- The problem -
The required answer is an exact copy of the records below, without pictures.

--

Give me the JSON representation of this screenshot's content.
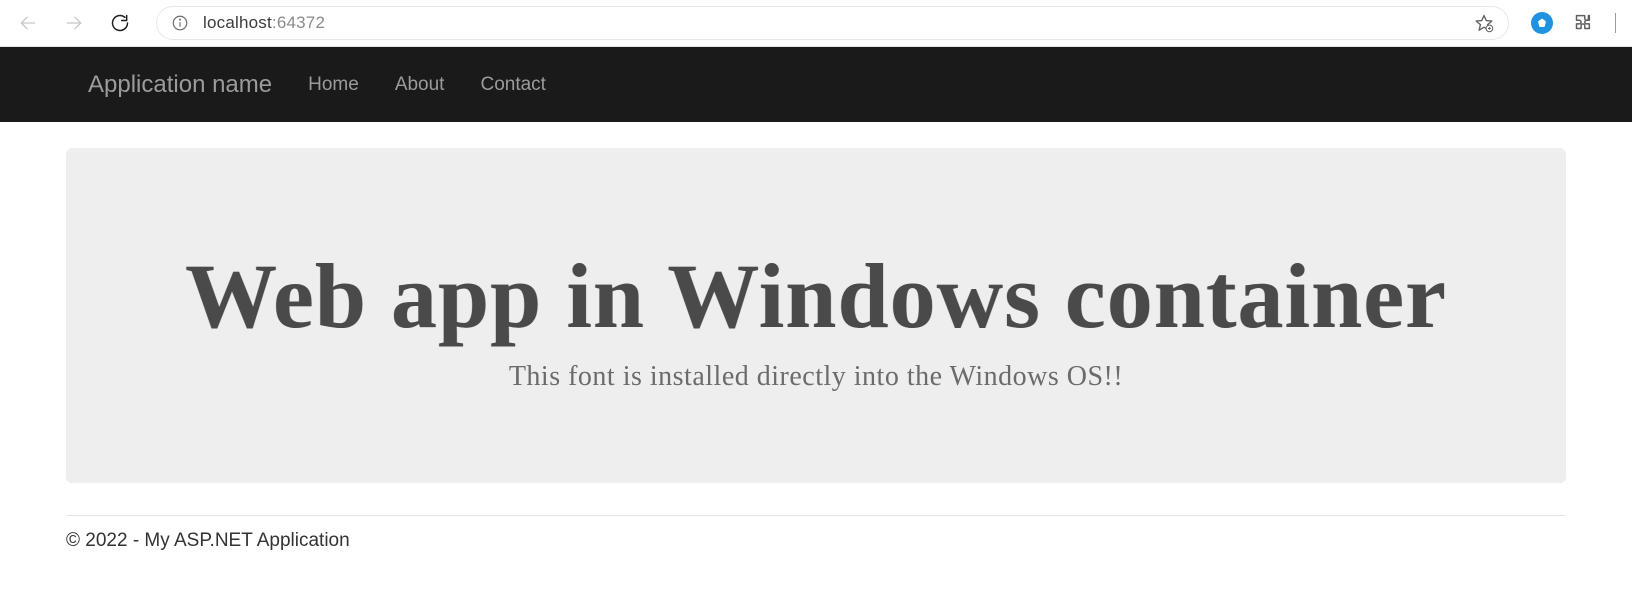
{
  "browser": {
    "url_host": "localhost",
    "url_port": ":64372"
  },
  "navbar": {
    "brand": "Application name",
    "links": {
      "home": "Home",
      "about": "About",
      "contact": "Contact"
    }
  },
  "hero": {
    "title": "Web app in Windows container",
    "subtitle": "This font is installed directly into the Windows OS!!"
  },
  "footer": {
    "text": "© 2022 - My ASP.NET Application"
  }
}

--

- Problem solution -
Give me the JSON representation of this screenshot's content.
{
  "browser": {
    "url_host": "localhost",
    "url_port": ":64372"
  },
  "navbar": {
    "brand": "Application name",
    "links": {
      "home": "Home",
      "about": "About",
      "contact": "Contact"
    }
  },
  "hero": {
    "title": "Web app in Windows container",
    "subtitle": "This font is installed directly into the Windows OS!!"
  },
  "footer": {
    "text": "© 2022 - My ASP.NET Application"
  }
}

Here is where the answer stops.